*** Begin section ***
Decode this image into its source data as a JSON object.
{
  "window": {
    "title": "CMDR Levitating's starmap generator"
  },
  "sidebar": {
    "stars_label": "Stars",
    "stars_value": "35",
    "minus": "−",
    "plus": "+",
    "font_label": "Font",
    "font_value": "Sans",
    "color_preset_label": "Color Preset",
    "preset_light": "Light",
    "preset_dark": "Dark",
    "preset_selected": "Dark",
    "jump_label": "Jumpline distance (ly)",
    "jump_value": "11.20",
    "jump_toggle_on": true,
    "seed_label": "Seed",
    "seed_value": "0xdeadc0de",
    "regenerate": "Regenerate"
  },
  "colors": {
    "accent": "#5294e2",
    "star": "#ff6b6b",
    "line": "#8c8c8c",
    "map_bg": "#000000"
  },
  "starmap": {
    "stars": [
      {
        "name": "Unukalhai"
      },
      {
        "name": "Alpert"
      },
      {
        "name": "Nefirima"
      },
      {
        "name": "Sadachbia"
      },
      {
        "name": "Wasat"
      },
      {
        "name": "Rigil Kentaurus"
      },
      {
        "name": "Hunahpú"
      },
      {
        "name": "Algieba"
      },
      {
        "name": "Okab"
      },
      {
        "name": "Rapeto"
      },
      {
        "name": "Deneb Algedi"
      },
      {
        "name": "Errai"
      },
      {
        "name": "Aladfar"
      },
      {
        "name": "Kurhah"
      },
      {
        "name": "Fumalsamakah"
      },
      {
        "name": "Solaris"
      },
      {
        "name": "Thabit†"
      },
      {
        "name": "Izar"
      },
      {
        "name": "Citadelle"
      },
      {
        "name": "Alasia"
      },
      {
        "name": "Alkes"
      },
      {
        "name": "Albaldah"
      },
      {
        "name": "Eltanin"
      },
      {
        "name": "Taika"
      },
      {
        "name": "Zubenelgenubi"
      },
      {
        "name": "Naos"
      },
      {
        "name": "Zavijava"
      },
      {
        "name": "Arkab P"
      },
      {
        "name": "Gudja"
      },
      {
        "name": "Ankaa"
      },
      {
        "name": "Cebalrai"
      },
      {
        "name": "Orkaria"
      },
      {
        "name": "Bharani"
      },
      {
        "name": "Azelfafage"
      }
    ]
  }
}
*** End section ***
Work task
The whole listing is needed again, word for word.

Answer for the task
Decode this image into its source data as a JSON object.
{
  "window": {
    "title": "CMDR Levitating's starmap generator"
  },
  "sidebar": {
    "stars_label": "Stars",
    "stars_value": "35",
    "minus": "−",
    "plus": "+",
    "font_label": "Font",
    "font_value": "Sans",
    "color_preset_label": "Color Preset",
    "preset_light": "Light",
    "preset_dark": "Dark",
    "preset_selected": "Dark",
    "jump_label": "Jumpline distance (ly)",
    "jump_value": "11.20",
    "jump_toggle_on": true,
    "seed_label": "Seed",
    "seed_value": "0xdeadc0de",
    "regenerate": "Regenerate"
  },
  "colors": {
    "accent": "#5294e2",
    "star": "#ff6b6b",
    "line": "#8c8c8c",
    "map_bg": "#000000"
  },
  "starmap": {
    "stars": [
      {
        "name": "Unukalhai"
      },
      {
        "name": "Alpert"
      },
      {
        "name": "Nefirima"
      },
      {
        "name": "Sadachbia"
      },
      {
        "name": "Wasat"
      },
      {
        "name": "Rigil Kentaurus"
      },
      {
        "name": "Hunahpú"
      },
      {
        "name": "Algieba"
      },
      {
        "name": "Okab"
      },
      {
        "name": "Rapeto"
      },
      {
        "name": "Deneb Algedi"
      },
      {
        "name": "Errai"
      },
      {
        "name": "Aladfar"
      },
      {
        "name": "Kurhah"
      },
      {
        "name": "Fumalsamakah"
      },
      {
        "name": "Solaris"
      },
      {
        "name": "Thabit†"
      },
      {
        "name": "Izar"
      },
      {
        "name": "Citadelle"
      },
      {
        "name": "Alasia"
      },
      {
        "name": "Alkes"
      },
      {
        "name": "Albaldah"
      },
      {
        "name": "Eltanin"
      },
      {
        "name": "Taika"
      },
      {
        "name": "Zubenelgenubi"
      },
      {
        "name": "Naos"
      },
      {
        "name": "Zavijava"
      },
      {
        "name": "Arkab P"
      },
      {
        "name": "Gudja"
      },
      {
        "name": "Ankaa"
      },
      {
        "name": "Cebalrai"
      },
      {
        "name": "Orkaria"
      },
      {
        "name": "Bharani"
      },
      {
        "name": "Azelfafage"
      }
    ]
  }
}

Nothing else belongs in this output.